Hangovers May Be Tougher for Migraine Sufferers
Rat study helps pinpoint cause of increased headache pain
MONDAY, Oct. 19, 2009 (HealthDay News) -- As if migraine sufferers didn't already have enough pain, new research has found that they may also be more prone to hangover headaches.
U.S. researchers studied the effects of alcohol on a group of rats that experience recurrent migraines as well as a group of control rats that don't get the headaches. The study authors found that the rats with migraines experienced more pain four to six hours after ingesting alcohol than the control rats.
"Our results suggest that dehydration or impurities in alcohol are not responsible for hangover headache," Michael Oshinsky, an assistant professor of neurology at Jefferson Medical College of Thomas Jefferson University, and a member of the Jefferson Headache Center team, said in a university news release.
"Since these rats were sufficiently hydrated and the alcohol they received contained no impurities, the alcohol itself or a metabolite must be causing the hangover-like headache. These data confirm the clinical observation that people with migraine are more susceptible to alcohol-induced headaches," Oshinsky added.
The study was scheduled to be presented at the annual meeting of the Society for Neuroscience, held Oct. 17 to 21 in Chicago.
The researchers are now studying the mechanism for causing a headache, along with the metabolites of alcohol that trigger hangover headaches.

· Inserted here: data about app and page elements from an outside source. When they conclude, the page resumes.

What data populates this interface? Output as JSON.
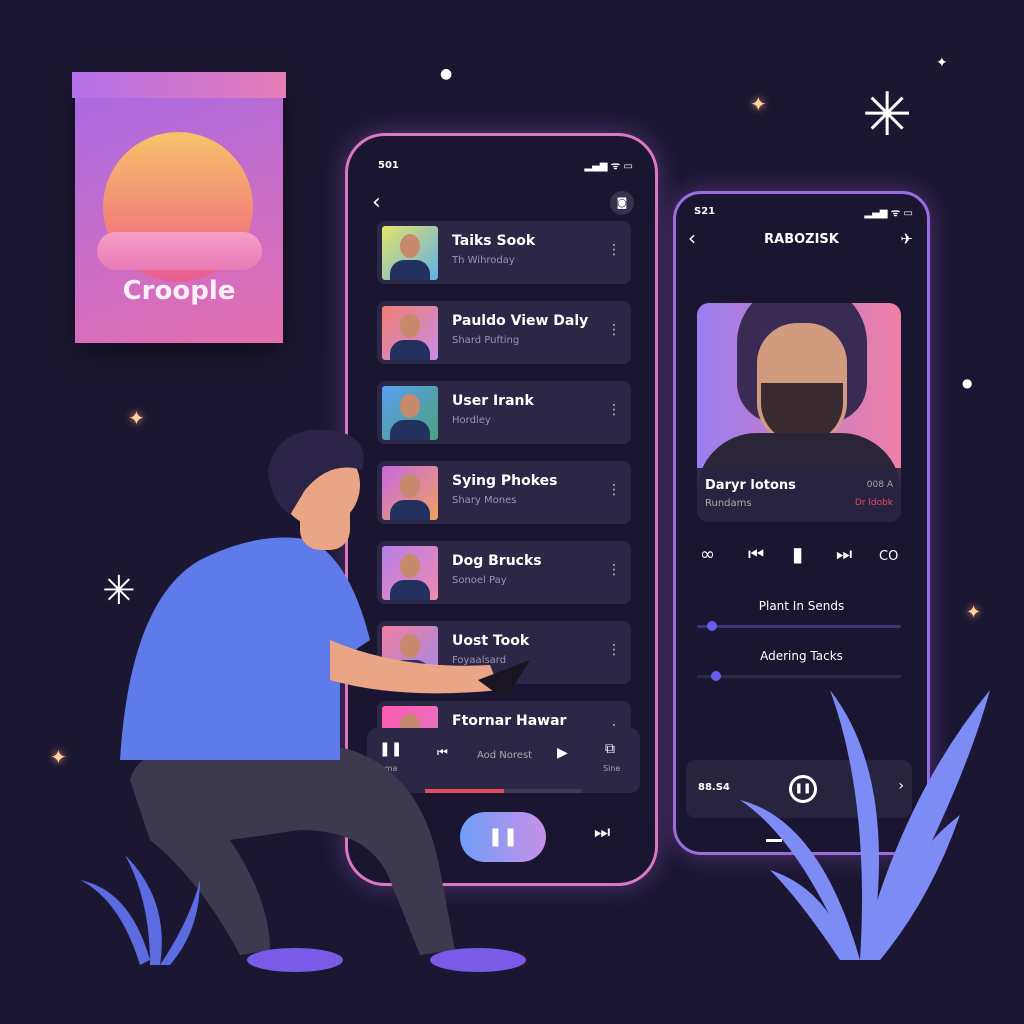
{
  "brand_card": {
    "label": "Croople"
  },
  "phone_list": {
    "status_time": "501",
    "rows": [
      {
        "title": "Taiks Sook",
        "subtitle": "Th Wihroday"
      },
      {
        "title": "Pauldo View Daly",
        "subtitle": "Shard Pufting"
      },
      {
        "title": "User Irank",
        "subtitle": "Hordley"
      },
      {
        "title": "Sying Phokes",
        "subtitle": "Shary Mones"
      },
      {
        "title": "Dog Brucks",
        "subtitle": "Sonoel Pay"
      },
      {
        "title": "Uost Took",
        "subtitle": "Foyaalsard"
      },
      {
        "title": "Ftornar Hawar",
        "subtitle": ""
      }
    ],
    "mini_player": {
      "left_label": "Fhma",
      "track": "Aod Norest",
      "right_label": "Sine",
      "progress": 0.5
    }
  },
  "phone_player": {
    "status_time": "S21",
    "title": "RABOZISK",
    "artist": "Daryr lotons",
    "album": "Rundams",
    "meta_right": "008 A",
    "meta_link": "Dr ldobk",
    "left_ctrl": "∞",
    "right_ctrl": "CO",
    "slider1_label": "Plant In Sends",
    "slider1_value": 0.05,
    "slider2_label": "Adering Tacks",
    "slider2_value": 0.07,
    "bottom_time": "88.S4"
  },
  "colors": {
    "background": "#1b1733",
    "accent": "#6a5cf0",
    "progress": "#e84a5f"
  }
}
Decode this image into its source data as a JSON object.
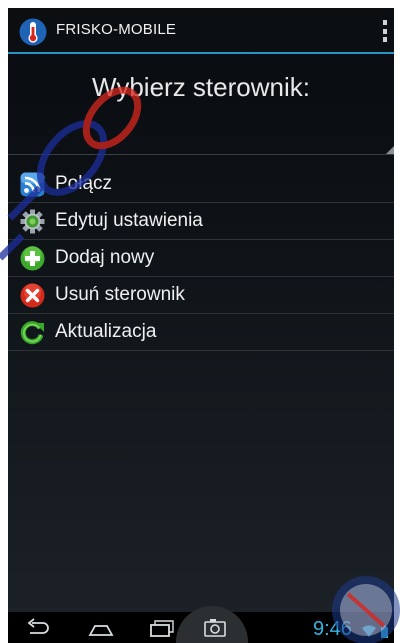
{
  "app": {
    "title": "FRISKO-MOBILE"
  },
  "heading": "Wybierz sterownik:",
  "menu": {
    "items": [
      {
        "label": "Połącz",
        "icon": "rss-icon"
      },
      {
        "label": "Edytuj ustawienia",
        "icon": "gear-icon"
      },
      {
        "label": "Dodaj nowy",
        "icon": "plus-icon"
      },
      {
        "label": "Usuń sterownik",
        "icon": "delete-icon"
      },
      {
        "label": "Aktualizacja",
        "icon": "refresh-icon"
      }
    ]
  },
  "status": {
    "time": "9:46"
  },
  "colors": {
    "accent": "#33b5e5",
    "actionbar_border": "#2a94c8",
    "background": "#10151a"
  }
}
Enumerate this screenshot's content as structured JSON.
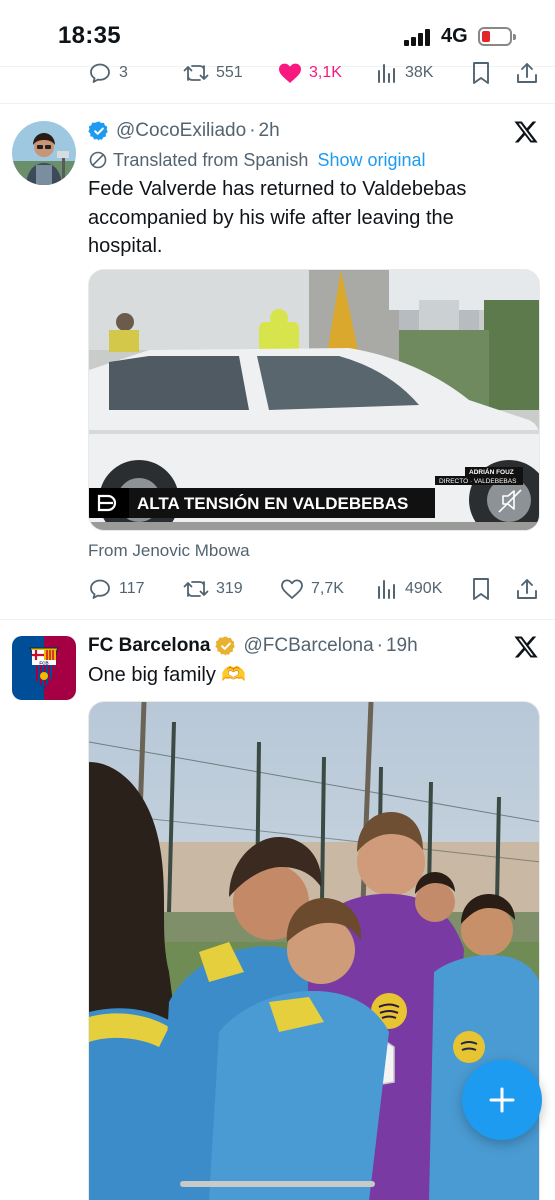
{
  "status_bar": {
    "time": "18:35",
    "network": "4G"
  },
  "prev_tweet_actions": {
    "replies": "3",
    "reposts": "551",
    "likes": "3,1K",
    "views": "38K",
    "liked": true,
    "like_color": "#f91880"
  },
  "tweet1": {
    "handle": "@CocoExiliado",
    "separator": "·",
    "time": "2h",
    "translated_label": "Translated from Spanish",
    "show_original": "Show original",
    "text": "Fede Valverde has returned to Valdebebas accompanied by his wife after leaving the hospital.",
    "video": {
      "caption": "ALTA TENSIÓN EN VALDEBEBAS",
      "credit_name": "ADRIÁN FOUZ",
      "credit_sub": "DIRECTO · VALDEBEBAS",
      "muted": true
    },
    "from": "From Jenovic Mbowa",
    "actions": {
      "replies": "117",
      "reposts": "319",
      "likes": "7,7K",
      "views": "490K"
    }
  },
  "tweet2": {
    "name": "FC Barcelona",
    "handle": "@FCBarcelona",
    "separator": "·",
    "time": "19h",
    "text": "One big family 🫶",
    "crest_text": "FCB"
  },
  "colors": {
    "accent": "#1d9bf0",
    "muted_text": "#536471",
    "verified_gold": "#e8b130",
    "barca_blue": "#004d98",
    "barca_red": "#a50044"
  },
  "icons": {
    "reply": "reply-icon",
    "repost": "repost-icon",
    "like": "heart-icon",
    "views": "views-icon",
    "bookmark": "bookmark-icon",
    "share": "share-icon",
    "compose": "plus-icon"
  }
}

The U.S. National Institute of Neurological Disorders and Stroke has more about migraine.